My apologies if this has been discussed to death in the past, but what is the current feeling amongst solvers about uniqueness strategies (such as uniqueness rectangles, and BUG)?

I must confess that I do not like these strategies, and in some ways they feel "wrong".

When one is using "standard" strategies, including the various "wings", "chains" and "fishes", then really you are just applying the basic Sudoku rule in more-or-less sophisticated ways. You are presented simply with a grid, and you analyse it until you find the solution array that fits it. If it turns out that there is no solution, or multiple solutions, then you curse the compiler (or perhaps feel superior), but you accept that there are such things as human error and typos.

With uniqueness strategies, though, there is another element. You are assuming that the puzzle is correct, in the sense that there is a unique solution, and then using this assumption to eliminate possibilities and so find this solution. You are relying on the infallibility of the puzzle compiler. This is a different kind of logic from the standard strategies - a different level of meta-logic really. For one thing, if the puzzle actually was wrong, then the technique would be invalid and might lead to errors - you might think you had found a solution when you hadn't.
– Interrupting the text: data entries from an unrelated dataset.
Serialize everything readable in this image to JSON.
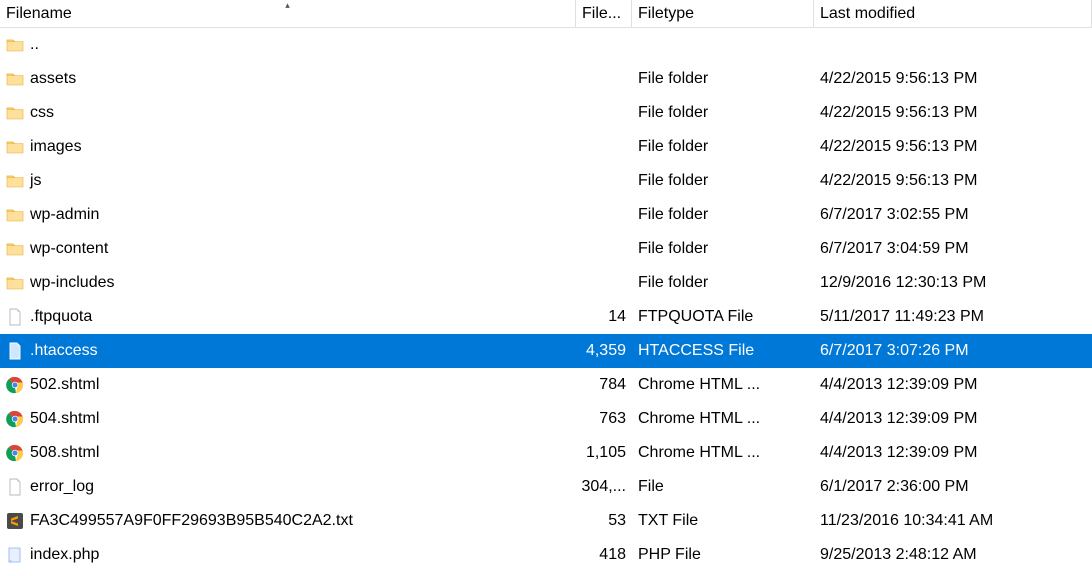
{
  "columns": {
    "filename": "Filename",
    "filesize": "File...",
    "filetype": "Filetype",
    "modified": "Last modified"
  },
  "sort": {
    "column": "filename",
    "direction": "asc"
  },
  "rows": [
    {
      "icon": "folder",
      "name": "..",
      "size": "",
      "type": "",
      "modified": "",
      "selected": false
    },
    {
      "icon": "folder",
      "name": "assets",
      "size": "",
      "type": "File folder",
      "modified": "4/22/2015 9:56:13 PM",
      "selected": false
    },
    {
      "icon": "folder",
      "name": "css",
      "size": "",
      "type": "File folder",
      "modified": "4/22/2015 9:56:13 PM",
      "selected": false
    },
    {
      "icon": "folder",
      "name": "images",
      "size": "",
      "type": "File folder",
      "modified": "4/22/2015 9:56:13 PM",
      "selected": false
    },
    {
      "icon": "folder",
      "name": "js",
      "size": "",
      "type": "File folder",
      "modified": "4/22/2015 9:56:13 PM",
      "selected": false
    },
    {
      "icon": "folder",
      "name": "wp-admin",
      "size": "",
      "type": "File folder",
      "modified": "6/7/2017 3:02:55 PM",
      "selected": false
    },
    {
      "icon": "folder",
      "name": "wp-content",
      "size": "",
      "type": "File folder",
      "modified": "6/7/2017 3:04:59 PM",
      "selected": false
    },
    {
      "icon": "folder",
      "name": "wp-includes",
      "size": "",
      "type": "File folder",
      "modified": "12/9/2016 12:30:13 PM",
      "selected": false
    },
    {
      "icon": "file",
      "name": ".ftpquota",
      "size": "14",
      "type": "FTPQUOTA File",
      "modified": "5/11/2017 11:49:23 PM",
      "selected": false
    },
    {
      "icon": "file",
      "name": ".htaccess",
      "size": "4,359",
      "type": "HTACCESS File",
      "modified": "6/7/2017 3:07:26 PM",
      "selected": true
    },
    {
      "icon": "chrome",
      "name": "502.shtml",
      "size": "784",
      "type": "Chrome HTML ...",
      "modified": "4/4/2013 12:39:09 PM",
      "selected": false
    },
    {
      "icon": "chrome",
      "name": "504.shtml",
      "size": "763",
      "type": "Chrome HTML ...",
      "modified": "4/4/2013 12:39:09 PM",
      "selected": false
    },
    {
      "icon": "chrome",
      "name": "508.shtml",
      "size": "1,105",
      "type": "Chrome HTML ...",
      "modified": "4/4/2013 12:39:09 PM",
      "selected": false
    },
    {
      "icon": "file",
      "name": "error_log",
      "size": "304,...",
      "type": "File",
      "modified": "6/1/2017 2:36:00 PM",
      "selected": false
    },
    {
      "icon": "sublime",
      "name": "FA3C499557A9F0FF29693B95B540C2A2.txt",
      "size": "53",
      "type": "TXT File",
      "modified": "11/23/2016 10:34:41 AM",
      "selected": false
    },
    {
      "icon": "php",
      "name": "index.php",
      "size": "418",
      "type": "PHP File",
      "modified": "9/25/2013 2:48:12 AM",
      "selected": false
    }
  ]
}
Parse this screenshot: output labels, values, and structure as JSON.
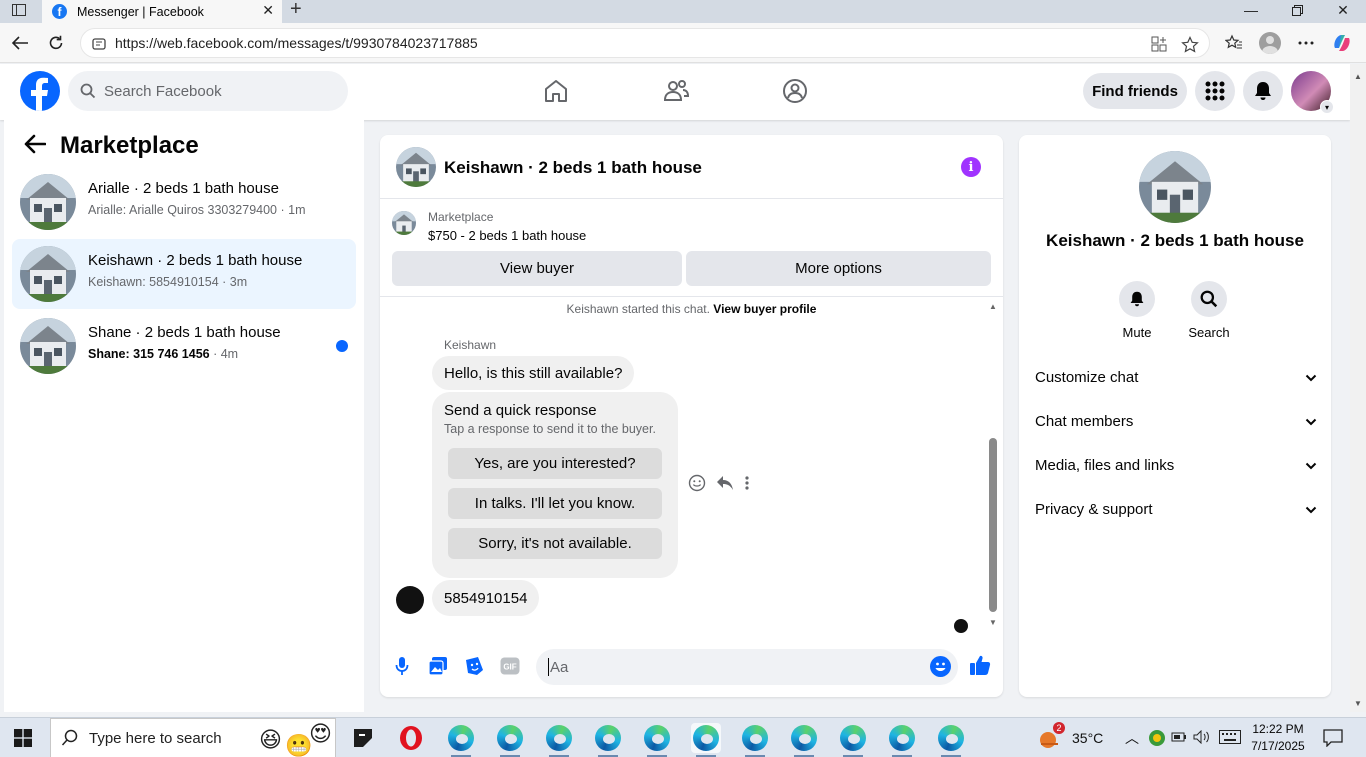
{
  "browser": {
    "tab_title": "Messenger | Facebook",
    "url": "https://web.facebook.com/messages/t/9930784023717885"
  },
  "header": {
    "search_placeholder": "Search Facebook",
    "find_friends": "Find friends"
  },
  "sidebar": {
    "title": "Marketplace",
    "threads": [
      {
        "title": "Arialle · 2 beds 1 bath house",
        "subtitle": "Arialle: Arialle Quiros 3303279400 · 1m",
        "unread": false,
        "active": false
      },
      {
        "title": "Keishawn · 2 beds 1 bath house",
        "subtitle": "Keishawn: 5854910154 · 3m",
        "unread": false,
        "active": true
      },
      {
        "title": "Shane · 2 beds 1 bath house",
        "subtitle": "Shane: 315 746 1456",
        "time": " · 4m",
        "unread": true,
        "active": false
      }
    ]
  },
  "chat": {
    "title": "Keishawn · 2 beds 1 bath house",
    "listing": {
      "source": "Marketplace",
      "price_title": "$750 - 2 beds 1 bath house",
      "view_buyer": "View buyer",
      "more_options": "More options"
    },
    "started_text": "Keishawn started this chat.",
    "view_buyer_profile": "View buyer profile",
    "sender_name": "Keishawn",
    "first_message": "Hello, is this still available?",
    "quick_response": {
      "title": "Send a quick response",
      "subtitle": "Tap a response to send it to the buyer.",
      "options": [
        "Yes, are you interested?",
        "In talks. I'll let you know.",
        "Sorry, it's not available."
      ]
    },
    "second_message": "5854910154",
    "composer_placeholder": "Aa"
  },
  "details": {
    "title": "Keishawn · 2 beds 1 bath house",
    "actions": [
      "Mute",
      "Search"
    ],
    "sections": [
      "Customize chat",
      "Chat members",
      "Media, files and links",
      "Privacy & support"
    ]
  },
  "taskbar": {
    "search_placeholder": "Type here to search",
    "temperature": "35°C",
    "time": "12:22 PM",
    "date": "7/17/2025",
    "weather_badge": "2"
  },
  "colors": {
    "fb_blue": "#0866ff",
    "active_thread_bg": "#ebf5ff",
    "info_purple": "#a033ff"
  }
}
I cannot decide whether I dislike these strategies more or less than using trial-and-error (which is, of course, yet a different form of logic - though perhaps more closely related to the "standard" strategies than the other).